**Exercise materials:**
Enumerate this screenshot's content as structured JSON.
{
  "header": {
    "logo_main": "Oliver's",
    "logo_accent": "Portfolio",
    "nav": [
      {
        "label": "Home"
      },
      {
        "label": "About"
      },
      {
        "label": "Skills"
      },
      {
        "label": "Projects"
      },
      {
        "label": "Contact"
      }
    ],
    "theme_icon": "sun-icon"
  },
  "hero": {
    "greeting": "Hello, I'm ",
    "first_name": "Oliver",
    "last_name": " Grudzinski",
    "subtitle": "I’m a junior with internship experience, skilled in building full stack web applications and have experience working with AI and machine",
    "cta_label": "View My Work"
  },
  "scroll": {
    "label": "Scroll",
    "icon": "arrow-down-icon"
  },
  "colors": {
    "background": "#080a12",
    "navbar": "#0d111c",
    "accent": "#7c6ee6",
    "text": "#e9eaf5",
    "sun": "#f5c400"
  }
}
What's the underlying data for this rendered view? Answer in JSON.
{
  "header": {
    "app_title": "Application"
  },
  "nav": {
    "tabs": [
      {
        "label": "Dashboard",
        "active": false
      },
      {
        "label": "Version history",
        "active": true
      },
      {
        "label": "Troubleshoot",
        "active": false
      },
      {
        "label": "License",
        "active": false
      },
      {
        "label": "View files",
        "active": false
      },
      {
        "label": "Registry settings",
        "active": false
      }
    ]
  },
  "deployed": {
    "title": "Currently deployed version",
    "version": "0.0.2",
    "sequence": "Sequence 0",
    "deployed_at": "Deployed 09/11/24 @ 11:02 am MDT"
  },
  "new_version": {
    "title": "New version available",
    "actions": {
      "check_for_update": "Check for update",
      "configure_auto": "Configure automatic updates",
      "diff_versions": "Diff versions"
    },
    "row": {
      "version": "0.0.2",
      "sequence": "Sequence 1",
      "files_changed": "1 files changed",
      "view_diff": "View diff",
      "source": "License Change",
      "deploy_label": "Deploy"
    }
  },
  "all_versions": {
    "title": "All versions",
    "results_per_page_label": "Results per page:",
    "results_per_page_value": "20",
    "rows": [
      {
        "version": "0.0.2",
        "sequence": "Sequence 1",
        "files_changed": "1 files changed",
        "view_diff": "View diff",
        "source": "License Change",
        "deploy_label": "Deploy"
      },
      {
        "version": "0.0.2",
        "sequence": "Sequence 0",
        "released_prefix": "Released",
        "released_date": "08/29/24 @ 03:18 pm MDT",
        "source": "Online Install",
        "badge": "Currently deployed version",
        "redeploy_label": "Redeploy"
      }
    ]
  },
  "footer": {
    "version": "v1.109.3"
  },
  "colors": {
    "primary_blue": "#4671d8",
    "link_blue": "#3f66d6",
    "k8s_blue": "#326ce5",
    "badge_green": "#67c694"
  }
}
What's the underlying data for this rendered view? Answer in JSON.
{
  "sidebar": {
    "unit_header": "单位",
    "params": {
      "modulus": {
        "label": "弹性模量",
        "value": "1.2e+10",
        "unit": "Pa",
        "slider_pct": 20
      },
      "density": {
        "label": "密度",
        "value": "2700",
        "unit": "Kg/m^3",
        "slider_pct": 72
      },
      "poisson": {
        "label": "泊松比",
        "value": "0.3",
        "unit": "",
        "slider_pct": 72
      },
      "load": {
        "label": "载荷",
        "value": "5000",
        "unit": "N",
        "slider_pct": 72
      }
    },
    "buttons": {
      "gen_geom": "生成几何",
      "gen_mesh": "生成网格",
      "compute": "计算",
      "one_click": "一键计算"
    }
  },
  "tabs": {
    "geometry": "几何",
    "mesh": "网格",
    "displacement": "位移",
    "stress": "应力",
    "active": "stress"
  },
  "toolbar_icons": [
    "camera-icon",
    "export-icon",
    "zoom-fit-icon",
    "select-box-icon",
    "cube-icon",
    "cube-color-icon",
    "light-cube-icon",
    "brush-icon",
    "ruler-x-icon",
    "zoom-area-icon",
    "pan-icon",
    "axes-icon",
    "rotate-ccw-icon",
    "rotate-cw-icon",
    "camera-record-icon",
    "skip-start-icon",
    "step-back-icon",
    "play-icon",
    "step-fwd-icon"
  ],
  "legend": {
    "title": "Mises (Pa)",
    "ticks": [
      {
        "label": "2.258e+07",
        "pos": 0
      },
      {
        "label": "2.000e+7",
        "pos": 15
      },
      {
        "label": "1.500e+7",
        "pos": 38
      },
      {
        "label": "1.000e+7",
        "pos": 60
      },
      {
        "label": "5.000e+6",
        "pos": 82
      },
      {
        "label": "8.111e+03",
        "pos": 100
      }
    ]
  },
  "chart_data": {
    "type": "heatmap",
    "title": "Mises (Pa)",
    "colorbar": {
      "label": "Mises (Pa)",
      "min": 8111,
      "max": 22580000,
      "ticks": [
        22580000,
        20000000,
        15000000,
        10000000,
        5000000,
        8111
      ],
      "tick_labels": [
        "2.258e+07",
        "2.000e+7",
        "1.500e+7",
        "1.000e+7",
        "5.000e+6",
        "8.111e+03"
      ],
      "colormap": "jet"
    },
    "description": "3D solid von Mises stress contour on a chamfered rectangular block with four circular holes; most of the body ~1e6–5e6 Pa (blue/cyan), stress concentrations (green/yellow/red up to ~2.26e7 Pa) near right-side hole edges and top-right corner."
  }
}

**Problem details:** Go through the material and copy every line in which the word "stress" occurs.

**Written solution:**
    "stress": "应力",
    "active": "stress"
    "description": "3D solid von Mises stress contour on a chamfered rectangular block with four circular holes; most of the body ~1e6–5e6 Pa (blue/cyan), stress concentrations (green/yellow/red up to ~2.26e7 Pa) near right-side hole edges and top-right corner."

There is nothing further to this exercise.